BERLIN (AP) — Five people including the founder of the Blackwater security firm went on trial in Austria on Thursday, accused of exporting two crop-spraying aircraft that were allegedly refitted for military purposes without required permits.
The trial in Wiener Neustadt, south of Vienna, stems from an investigation into a local company, Airborne Technologies GmbH, which fits out aircraft with sensors and other equipment.
Prosecutors say that two Ayres Thrush agricultural aircraft were equipped with armor, extra tanks and a special camera that could be used for marking and illuminating targets. They say one was sent to Malta in 2014 with Kenya as its declared destination and landed in troubled South Sudan, while the other was sent to Bulgaria in 2015.
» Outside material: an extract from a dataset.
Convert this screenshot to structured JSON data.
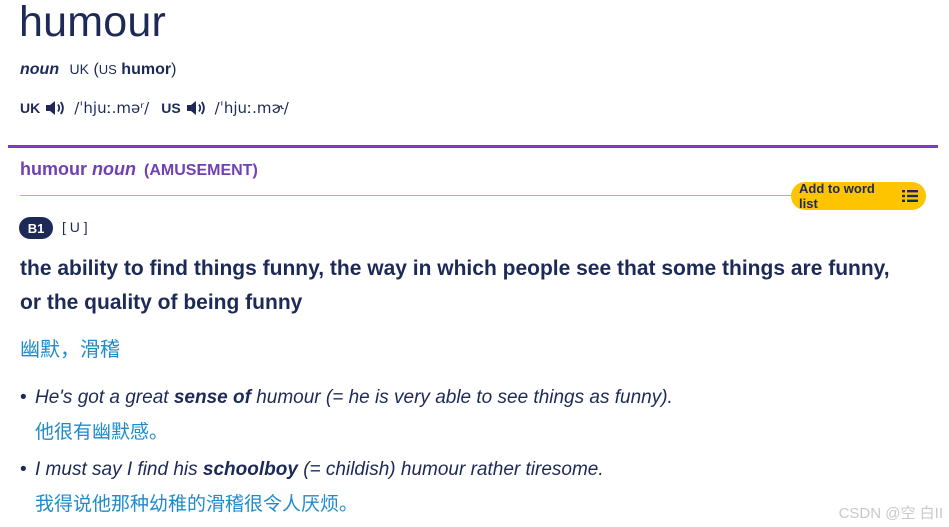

The defendants are accused of violating Austria’s law on war material by exporting such equipment without permission. One of the defendants, an Australian pilot, is accused of flying the two planes across Austria’s borders, while the four other defendants allegedly participated in the deal. They are Blackwater founder Erik Prince, two managers at Airborne Technologies and a trained pilot who allegedly was an adviser.
All pleaded not guilty as the trial started, the Austria Press Agency reported.
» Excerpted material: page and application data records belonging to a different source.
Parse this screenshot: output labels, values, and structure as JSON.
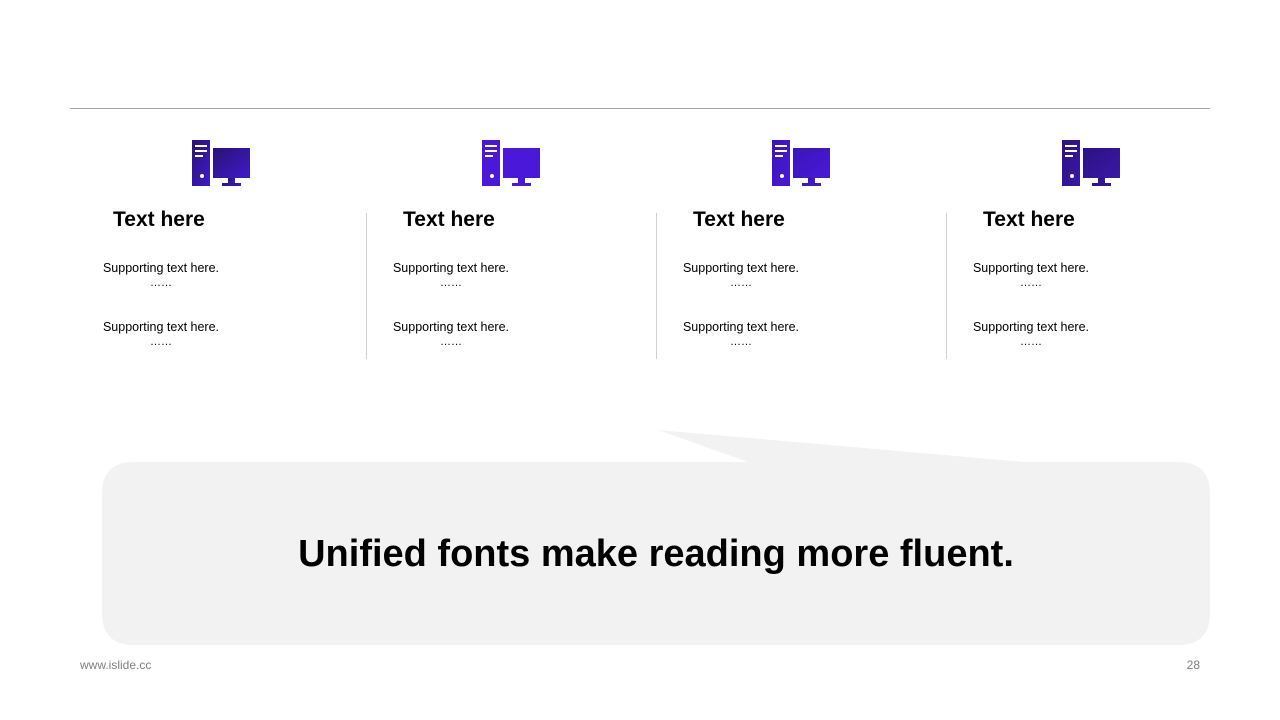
{
  "slide": {
    "columns": [
      {
        "icon": "desktop-computer-icon",
        "icon_color_start": "#2a1273",
        "icon_color_end": "#3f1acb",
        "title": "Text here",
        "supports": [
          {
            "text": "Supporting  text here.",
            "ellipsis": "……"
          },
          {
            "text": "Supporting  text here.",
            "ellipsis": "……"
          }
        ]
      },
      {
        "icon": "desktop-computer-icon",
        "icon_color_start": "#4a18d8",
        "icon_color_end": "#4a18d8",
        "title": "Text here",
        "supports": [
          {
            "text": "Supporting  text here.",
            "ellipsis": "……"
          },
          {
            "text": "Supporting  text here.",
            "ellipsis": "……"
          }
        ]
      },
      {
        "icon": "desktop-computer-icon",
        "icon_color_start": "#3a16b8",
        "icon_color_end": "#4a18d8",
        "title": "Text here",
        "supports": [
          {
            "text": "Supporting  text here.",
            "ellipsis": "……"
          },
          {
            "text": "Supporting  text here.",
            "ellipsis": "……"
          }
        ]
      },
      {
        "icon": "desktop-computer-icon",
        "icon_color_start": "#2c1380",
        "icon_color_end": "#3a17a8",
        "title": "Text here",
        "supports": [
          {
            "text": "Supporting  text here.",
            "ellipsis": "……"
          },
          {
            "text": "Supporting  text here.",
            "ellipsis": "……"
          }
        ]
      }
    ],
    "callout_text": "Unified fonts make reading more fluent.",
    "callout_color": "#f2f2f2"
  },
  "footer": {
    "url": "www.islide.cc",
    "page_number": "28"
  }
}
Norbert Wess, a lawyer for Prince and two other defendants, argued that the modifications made to the planes didn’t turn them into war material. “We maintain with firm conviction the point of view that the categorization is legally wrong,” APA quoted him as saying. He said all the modifications “are completely innocuous.”
He described what happened as transparent export proceedings and said the first plane was always destined for Kenya but made a landing in South Sudan due to technical problems.
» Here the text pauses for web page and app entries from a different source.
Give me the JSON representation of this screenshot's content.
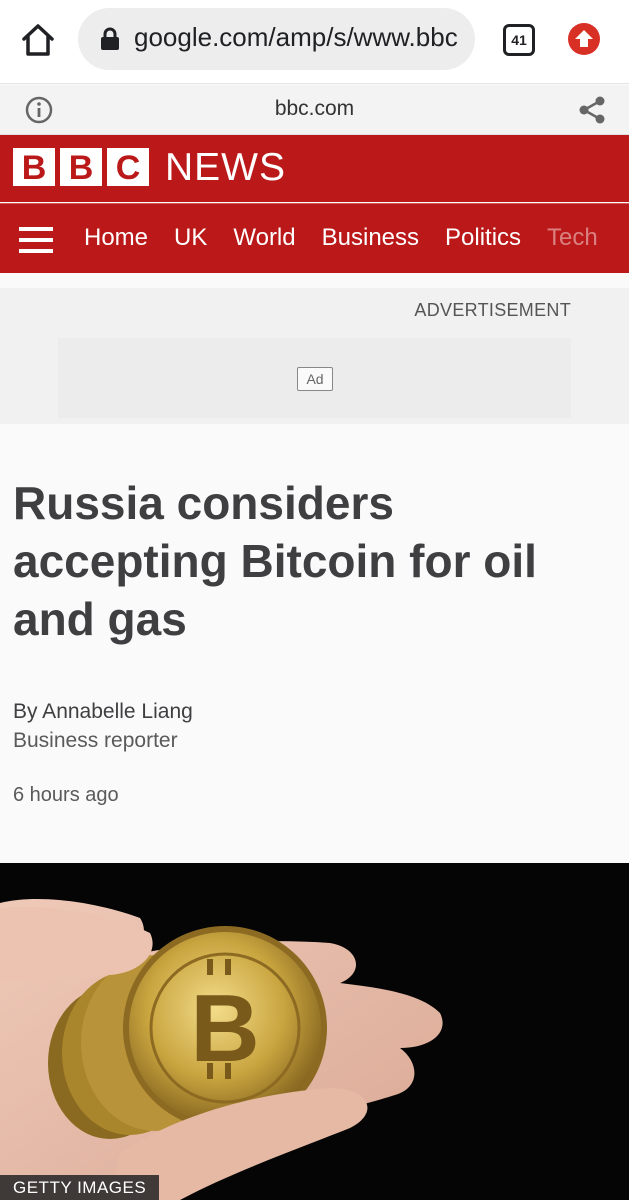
{
  "browser": {
    "url": "google.com/amp/s/www.bbc",
    "tab_count": "41",
    "icons": {
      "home": "home-icon",
      "lock": "lock-icon",
      "update": "update-arrow-icon"
    }
  },
  "amp_bar": {
    "domain": "bbc.com",
    "icons": {
      "info": "info-icon",
      "share": "share-icon"
    }
  },
  "bbc": {
    "logo_letters": [
      "B",
      "B",
      "C"
    ],
    "news_label": "NEWS",
    "brand_color": "#bb1919",
    "nav": [
      "Home",
      "UK",
      "World",
      "Business",
      "Politics",
      "Tech"
    ]
  },
  "ad": {
    "label": "ADVERTISEMENT",
    "badge": "Ad"
  },
  "article": {
    "headline": "Russia considers accepting Bitcoin for oil and gas",
    "author": "By Annabelle Liang",
    "role": "Business reporter",
    "timestamp": "6 hours ago"
  },
  "image": {
    "credit": "GETTY IMAGES"
  }
}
Oliver Felfernig, a lawyer for the two Airborne managers and the company, described the prosecutor’s accusations as “pure fantasy.”
The next court session is scheduled for Dec. 14.